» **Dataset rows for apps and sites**
● ● ● ● ● ● ●

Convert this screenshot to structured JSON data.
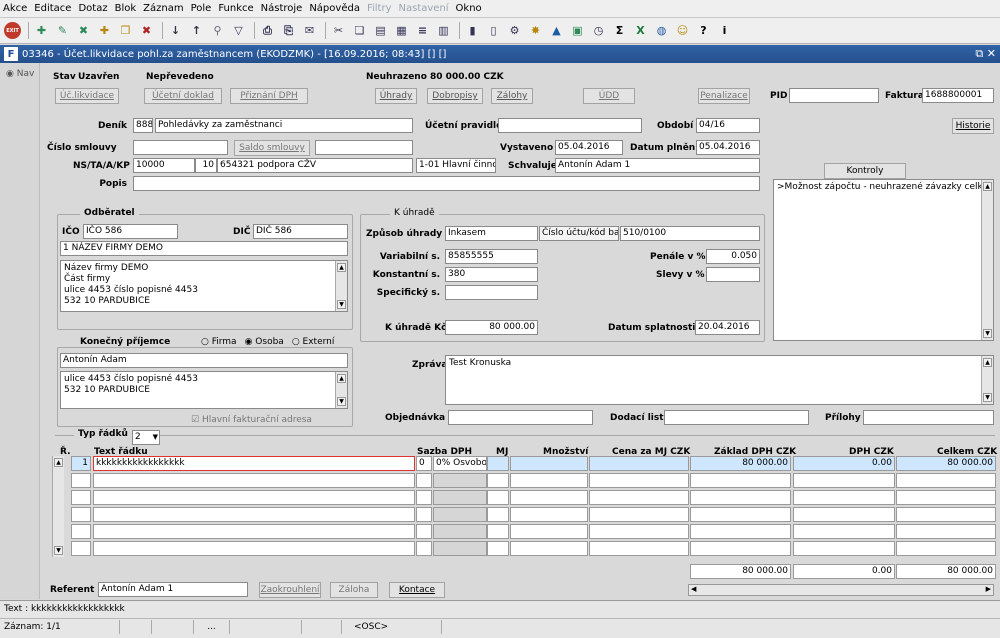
{
  "menu": [
    "Akce",
    "Editace",
    "Dotaz",
    "Blok",
    "Záznam",
    "Pole",
    "Funkce",
    "Nástroje",
    "Nápověda",
    "Filtry",
    "Nastavení",
    "Okno"
  ],
  "menu_disabled": [
    false,
    false,
    false,
    false,
    false,
    false,
    false,
    false,
    false,
    true,
    true,
    false
  ],
  "toolbar": [
    "exit-icon",
    "insert-icon",
    "save-icon",
    "delete-icon",
    "add-record-icon",
    "copy-record-icon",
    "remove-record-icon",
    "sort-asc-icon",
    "sort-desc-icon",
    "search-icon",
    "filter-icon",
    "print-icon",
    "print-preview-icon",
    "mail-icon",
    "cut-icon",
    "copy-icon",
    "paste-icon",
    "clipboard-icon",
    "align-icon",
    "grid-icon",
    "chart-icon",
    "document-icon",
    "settings-icon",
    "star-icon",
    "warning-icon",
    "calendar-icon",
    "clock-icon",
    "sum-icon",
    "excel-icon",
    "globe-icon",
    "users-icon",
    "help-icon",
    "info-icon"
  ],
  "window": {
    "title": "03346 - Účet.likvidace pohl.za zaměstnancem (EKODZMK) - [16.09.2016; 08:43] [] []",
    "controls": "⧉ ✕"
  },
  "nav": {
    "label": "Nav"
  },
  "header": {
    "stav_label": "Stav",
    "stav": "Uzavřen",
    "neprevedeno": "Nepřevedeno",
    "neuhrazeno": "Neuhrazeno  80 000.00 CZK"
  },
  "buttons": {
    "uc_likvidace": "Úč.likvidace",
    "ucetni_doklad": "Účetní doklad",
    "priznani_dph": "Přiznání DPH",
    "uhrady": "Úhrady",
    "dobropisy": "Dobropisy",
    "zalohy": "Zálohy",
    "udd": "ÚDD",
    "penalizace": "Penalizace",
    "historie": "Historie",
    "saldo_smlouvy": "Saldo smlouvy",
    "kontroly": "Kontroly",
    "zaokrouhleni": "Zaokrouhlení",
    "zalohab": "Záloha",
    "kontace": "Kontace"
  },
  "labels": {
    "pid": "PID",
    "faktura": "Faktura",
    "denik": "Deník",
    "ucetni_pravidlo": "Účetní pravidlo",
    "obdobi": "Období",
    "cislo_smlouvy": "Číslo smlouvy",
    "vystaveno": "Vystaveno",
    "datum_plneni": "Datum plnění",
    "ns": "NS/TA/A/KP",
    "schvaluje": "Schvaluje",
    "popis": "Popis",
    "odberatel": "Odběratel",
    "ico": "IČO",
    "dic": "DIČ",
    "k_uhrade": "K úhradě",
    "zpusob_uhrady": "Způsob úhrady",
    "cislo_uctu": "Číslo účtu/kód bar",
    "variabilni": "Variabilní s.",
    "konstantni": "Konstantní s.",
    "specificky": "Specifický s.",
    "penale": "Penále v %",
    "slevy": "Slevy v %",
    "k_uhrade_kc": "K úhradě Kč",
    "datum_splatnosti": "Datum splatnosti",
    "konecny_prijemce": "Konečný příjemce",
    "firma": "Firma",
    "osoba": "Osoba",
    "externi": "Externí",
    "zprava": "Zpráva",
    "objednavka": "Objednávka",
    "dodaci_list": "Dodací list",
    "prilohy": "Přílohy",
    "hlavni_adresa": "Hlavní fakturační adresa",
    "typ_radku": "Typ řádků",
    "referent": "Referent"
  },
  "fields": {
    "pid": "",
    "faktura": "1688800001",
    "denik_code": "888",
    "denik_name": "Pohledávky za zaměstnanci",
    "ucetni_pravidlo": "",
    "obdobi": "04/16",
    "cislo_smlouvy": "",
    "saldo_field": "",
    "vystaveno": "05.04.2016",
    "datum_plneni": "05.04.2016",
    "ns1": "10000",
    "ns2": "10",
    "ns3": "654321 podpora CŽV",
    "ns4": "1-01 Hlavní činnost",
    "schvaluje": "Antonín Adam 1",
    "popis": "",
    "ico": "IČO 586",
    "dic": "DIČ 586",
    "firma_name": "1 NÁZEV FIRMY DEMO",
    "address": [
      "Název firmy DEMO",
      "Část firmy",
      "ulice 4453 číslo popisné 4453",
      "532 10 PARDUBICE"
    ],
    "zpusob_uhrady": "Inkasem",
    "cislo_uctu": "510/0100",
    "variabilni": "85855555",
    "konstantni": "380",
    "specificky": "",
    "penale": "0.050",
    "slevy": "",
    "k_uhrade_kc": "80 000.00",
    "datum_splatnosti": "20.04.2016",
    "kontroly_text": ">Možnost zápočtu - neuhrazené závazky celkem",
    "prijemce_name": "Antonín Adam",
    "prijemce_address": [
      "ulice 4453 číslo popisné 4453",
      "532 10 PARDUBICE"
    ],
    "zprava": "Test Kronuska",
    "objednavka": "",
    "dodaci_list": "",
    "prilohy": "",
    "typ_radku": "2",
    "referent": "Antonín Adam 1"
  },
  "grid": {
    "headers": [
      "Ř.",
      "Text řádku",
      "Sazba DPH",
      "MJ",
      "Množství",
      "Cena za MJ CZK",
      "Základ DPH CZK",
      "DPH CZK",
      "Celkem CZK"
    ],
    "row1": {
      "r": "1",
      "text": "kkkkkkkkkkkkkkkkk",
      "sazba_code": "0",
      "sazba": "0% Osvobo",
      "mj": "",
      "mnozstvi": "",
      "cena": "",
      "zaklad": "80 000.00",
      "dph": "0.00",
      "celkem": "80 000.00"
    },
    "totals": {
      "zaklad": "80 000.00",
      "dph": "0.00",
      "celkem": "80 000.00"
    }
  },
  "status": {
    "line1": "Text : kkkkkkkkkkkkkkkkkk",
    "zaznam": "Záznam: 1/1",
    "dots": "...",
    "osc": "<OSC>"
  }
}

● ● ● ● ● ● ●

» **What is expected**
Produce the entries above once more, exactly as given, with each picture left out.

» **Answer to this exercise**
Convert this screenshot to structured JSON data.
{
  "menu": [
    "Akce",
    "Editace",
    "Dotaz",
    "Blok",
    "Záznam",
    "Pole",
    "Funkce",
    "Nástroje",
    "Nápověda",
    "Filtry",
    "Nastavení",
    "Okno"
  ],
  "menu_disabled": [
    false,
    false,
    false,
    false,
    false,
    false,
    false,
    false,
    false,
    true,
    true,
    false
  ],
  "toolbar": [
    "exit-icon",
    "insert-icon",
    "save-icon",
    "delete-icon",
    "add-record-icon",
    "copy-record-icon",
    "remove-record-icon",
    "sort-asc-icon",
    "sort-desc-icon",
    "search-icon",
    "filter-icon",
    "print-icon",
    "print-preview-icon",
    "mail-icon",
    "cut-icon",
    "copy-icon",
    "paste-icon",
    "clipboard-icon",
    "align-icon",
    "grid-icon",
    "chart-icon",
    "document-icon",
    "settings-icon",
    "star-icon",
    "warning-icon",
    "calendar-icon",
    "clock-icon",
    "sum-icon",
    "excel-icon",
    "globe-icon",
    "users-icon",
    "help-icon",
    "info-icon"
  ],
  "window": {
    "title": "03346 - Účet.likvidace pohl.za zaměstnancem (EKODZMK) - [16.09.2016; 08:43] [] []",
    "controls": "⧉ ✕"
  },
  "nav": {
    "label": "Nav"
  },
  "header": {
    "stav_label": "Stav",
    "stav": "Uzavřen",
    "neprevedeno": "Nepřevedeno",
    "neuhrazeno": "Neuhrazeno  80 000.00 CZK"
  },
  "buttons": {
    "uc_likvidace": "Úč.likvidace",
    "ucetni_doklad": "Účetní doklad",
    "priznani_dph": "Přiznání DPH",
    "uhrady": "Úhrady",
    "dobropisy": "Dobropisy",
    "zalohy": "Zálohy",
    "udd": "ÚDD",
    "penalizace": "Penalizace",
    "historie": "Historie",
    "saldo_smlouvy": "Saldo smlouvy",
    "kontroly": "Kontroly",
    "zaokrouhleni": "Zaokrouhlení",
    "zalohab": "Záloha",
    "kontace": "Kontace"
  },
  "labels": {
    "pid": "PID",
    "faktura": "Faktura",
    "denik": "Deník",
    "ucetni_pravidlo": "Účetní pravidlo",
    "obdobi": "Období",
    "cislo_smlouvy": "Číslo smlouvy",
    "vystaveno": "Vystaveno",
    "datum_plneni": "Datum plnění",
    "ns": "NS/TA/A/KP",
    "schvaluje": "Schvaluje",
    "popis": "Popis",
    "odberatel": "Odběratel",
    "ico": "IČO",
    "dic": "DIČ",
    "k_uhrade": "K úhradě",
    "zpusob_uhrady": "Způsob úhrady",
    "cislo_uctu": "Číslo účtu/kód bar",
    "variabilni": "Variabilní s.",
    "konstantni": "Konstantní s.",
    "specificky": "Specifický s.",
    "penale": "Penále v %",
    "slevy": "Slevy v %",
    "k_uhrade_kc": "K úhradě Kč",
    "datum_splatnosti": "Datum splatnosti",
    "konecny_prijemce": "Konečný příjemce",
    "firma": "Firma",
    "osoba": "Osoba",
    "externi": "Externí",
    "zprava": "Zpráva",
    "objednavka": "Objednávka",
    "dodaci_list": "Dodací list",
    "prilohy": "Přílohy",
    "hlavni_adresa": "Hlavní fakturační adresa",
    "typ_radku": "Typ řádků",
    "referent": "Referent"
  },
  "fields": {
    "pid": "",
    "faktura": "1688800001",
    "denik_code": "888",
    "denik_name": "Pohledávky za zaměstnanci",
    "ucetni_pravidlo": "",
    "obdobi": "04/16",
    "cislo_smlouvy": "",
    "saldo_field": "",
    "vystaveno": "05.04.2016",
    "datum_plneni": "05.04.2016",
    "ns1": "10000",
    "ns2": "10",
    "ns3": "654321 podpora CŽV",
    "ns4": "1-01 Hlavní činnost",
    "schvaluje": "Antonín Adam 1",
    "popis": "",
    "ico": "IČO 586",
    "dic": "DIČ 586",
    "firma_name": "1 NÁZEV FIRMY DEMO",
    "address": [
      "Název firmy DEMO",
      "Část firmy",
      "ulice 4453 číslo popisné 4453",
      "532 10 PARDUBICE"
    ],
    "zpusob_uhrady": "Inkasem",
    "cislo_uctu": "510/0100",
    "variabilni": "85855555",
    "konstantni": "380",
    "specificky": "",
    "penale": "0.050",
    "slevy": "",
    "k_uhrade_kc": "80 000.00",
    "datum_splatnosti": "20.04.2016",
    "kontroly_text": ">Možnost zápočtu - neuhrazené závazky celkem",
    "prijemce_name": "Antonín Adam",
    "prijemce_address": [
      "ulice 4453 číslo popisné 4453",
      "532 10 PARDUBICE"
    ],
    "zprava": "Test Kronuska",
    "objednavka": "",
    "dodaci_list": "",
    "prilohy": "",
    "typ_radku": "2",
    "referent": "Antonín Adam 1"
  },
  "grid": {
    "headers": [
      "Ř.",
      "Text řádku",
      "Sazba DPH",
      "MJ",
      "Množství",
      "Cena za MJ CZK",
      "Základ DPH CZK",
      "DPH CZK",
      "Celkem CZK"
    ],
    "row1": {
      "r": "1",
      "text": "kkkkkkkkkkkkkkkkk",
      "sazba_code": "0",
      "sazba": "0% Osvobo",
      "mj": "",
      "mnozstvi": "",
      "cena": "",
      "zaklad": "80 000.00",
      "dph": "0.00",
      "celkem": "80 000.00"
    },
    "totals": {
      "zaklad": "80 000.00",
      "dph": "0.00",
      "celkem": "80 000.00"
    }
  },
  "status": {
    "line1": "Text : kkkkkkkkkkkkkkkkkk",
    "zaznam": "Záznam: 1/1",
    "dots": "...",
    "osc": "<OSC>"
  }
}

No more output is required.